Published: Jul 06, 2008 12:25 PM
Modified: Jul 06, 2008 12:25 PM
New home, new vet
Ask the Vet
Q: We are moving to another state soon and would like to know if you have any good ideas for finding a new veterinarian?A: We are always sad to see a patient and owner leave our area. The friendships we make with our patients and our clients enrich our lives and make our jobs fun. Moving can be an ordeal for both owners and pets. Here are a few ideas that may make the move a little easier.First and foremost, ask your current veterinarian if he or she knows anyone in the area where you are moving. Veterinarians often keep up with classmates around the country. We also see each other frequently at conferences.My class from Texas A&M has a listserve that we post on frequently. Often your current veterinarian can give you some leads or names to begin your search.Another good resource is the American Animal Hospital Association (AAHA) Web site. You can type in your zip code and find hospitals that are AAHA certified in your area. AAHA certification ensures that a hospital prepares for and passes rigorous inspection on a regular basis. If you already have friends in the area they can be an invaluable source of information. Ask them where they take their pets and why. A personal recommendation is often the best starting point because you can ask specific questions before you ever schedule an appointment.If you are struggling to find information you can consider calling a specialty practice in the area or the local shelter or humane society. This can be a way to ask some questions and receive an opinion from a source with local knowledge. Before you move or shortly after you arrive have your records transferred from your previous veterinarian to your new veterinarian. This is easily accomplished by asking your new veterinarian to call your previous hospital and have records faxed. Make sure that you have local emergency veterinarian information (hospital names, phone numbers, maps) before you arrive. Shortly after you arrive schedule a "get to know you" visit with your new veterinarian. This will allow them to meet your pet, make sure they have received complete records, and go over any current concerns or medications for your pet. You can take some of the stress out of your move by preparing ahead of time for routine and emergency care.

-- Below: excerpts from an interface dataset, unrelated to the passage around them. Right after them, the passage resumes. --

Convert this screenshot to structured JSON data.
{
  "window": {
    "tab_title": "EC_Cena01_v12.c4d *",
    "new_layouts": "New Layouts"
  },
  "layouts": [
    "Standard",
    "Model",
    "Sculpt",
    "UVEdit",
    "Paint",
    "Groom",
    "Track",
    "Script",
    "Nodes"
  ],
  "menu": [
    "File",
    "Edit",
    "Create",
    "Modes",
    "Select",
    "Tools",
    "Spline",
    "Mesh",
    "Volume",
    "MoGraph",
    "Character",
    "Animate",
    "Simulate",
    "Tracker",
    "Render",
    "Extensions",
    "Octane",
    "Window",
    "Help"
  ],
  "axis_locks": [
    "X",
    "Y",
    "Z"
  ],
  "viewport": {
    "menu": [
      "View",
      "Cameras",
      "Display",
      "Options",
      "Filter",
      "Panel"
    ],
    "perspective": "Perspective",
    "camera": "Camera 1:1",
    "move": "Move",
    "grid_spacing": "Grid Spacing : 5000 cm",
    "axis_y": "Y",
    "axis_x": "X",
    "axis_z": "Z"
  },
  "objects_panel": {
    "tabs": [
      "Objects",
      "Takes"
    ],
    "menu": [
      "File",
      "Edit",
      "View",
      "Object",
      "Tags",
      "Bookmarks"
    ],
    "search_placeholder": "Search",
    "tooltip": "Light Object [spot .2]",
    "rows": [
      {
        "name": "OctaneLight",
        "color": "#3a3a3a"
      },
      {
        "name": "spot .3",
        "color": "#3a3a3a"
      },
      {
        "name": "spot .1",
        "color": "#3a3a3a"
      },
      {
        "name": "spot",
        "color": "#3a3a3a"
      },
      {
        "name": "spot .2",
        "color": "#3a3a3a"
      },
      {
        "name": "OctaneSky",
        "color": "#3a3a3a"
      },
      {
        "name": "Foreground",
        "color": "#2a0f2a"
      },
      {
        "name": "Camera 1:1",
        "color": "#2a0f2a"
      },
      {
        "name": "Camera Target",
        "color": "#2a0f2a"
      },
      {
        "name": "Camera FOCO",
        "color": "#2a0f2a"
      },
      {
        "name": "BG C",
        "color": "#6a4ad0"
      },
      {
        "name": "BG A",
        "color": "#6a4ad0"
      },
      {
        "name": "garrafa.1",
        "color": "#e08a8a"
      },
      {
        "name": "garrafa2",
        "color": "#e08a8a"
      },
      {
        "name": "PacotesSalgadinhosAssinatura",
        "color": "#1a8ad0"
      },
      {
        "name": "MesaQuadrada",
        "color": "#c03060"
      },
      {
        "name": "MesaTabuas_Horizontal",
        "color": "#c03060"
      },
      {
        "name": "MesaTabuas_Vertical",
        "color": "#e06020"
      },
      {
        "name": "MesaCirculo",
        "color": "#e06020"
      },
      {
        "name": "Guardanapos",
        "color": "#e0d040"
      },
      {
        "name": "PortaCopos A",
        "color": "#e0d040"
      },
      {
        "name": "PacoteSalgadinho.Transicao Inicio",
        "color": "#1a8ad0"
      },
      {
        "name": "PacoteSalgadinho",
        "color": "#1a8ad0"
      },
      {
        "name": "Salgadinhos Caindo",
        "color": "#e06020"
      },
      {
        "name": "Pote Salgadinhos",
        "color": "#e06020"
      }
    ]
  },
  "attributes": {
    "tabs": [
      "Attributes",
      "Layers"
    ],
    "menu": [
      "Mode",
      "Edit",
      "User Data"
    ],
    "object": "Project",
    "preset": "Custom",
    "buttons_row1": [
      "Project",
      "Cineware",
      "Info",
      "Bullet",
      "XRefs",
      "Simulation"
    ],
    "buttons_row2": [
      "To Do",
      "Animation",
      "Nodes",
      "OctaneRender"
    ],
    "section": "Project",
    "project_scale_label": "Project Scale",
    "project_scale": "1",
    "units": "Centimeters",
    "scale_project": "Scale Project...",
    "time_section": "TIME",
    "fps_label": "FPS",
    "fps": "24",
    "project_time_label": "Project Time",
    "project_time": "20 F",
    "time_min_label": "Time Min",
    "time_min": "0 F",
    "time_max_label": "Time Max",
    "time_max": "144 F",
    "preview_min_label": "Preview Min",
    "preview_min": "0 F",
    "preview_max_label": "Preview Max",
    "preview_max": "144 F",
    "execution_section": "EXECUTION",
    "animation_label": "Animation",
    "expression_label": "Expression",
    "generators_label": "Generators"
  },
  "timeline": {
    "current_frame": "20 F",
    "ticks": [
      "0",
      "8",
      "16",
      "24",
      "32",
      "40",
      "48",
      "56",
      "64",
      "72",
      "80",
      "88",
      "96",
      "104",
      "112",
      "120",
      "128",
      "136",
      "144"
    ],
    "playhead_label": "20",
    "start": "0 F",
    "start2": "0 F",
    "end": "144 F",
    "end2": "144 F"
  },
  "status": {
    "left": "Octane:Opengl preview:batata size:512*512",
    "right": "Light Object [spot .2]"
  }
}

Erik Dorsch is a veterinarian at the Animal Hospital in Carrboro.
2008 The Chapel Hill News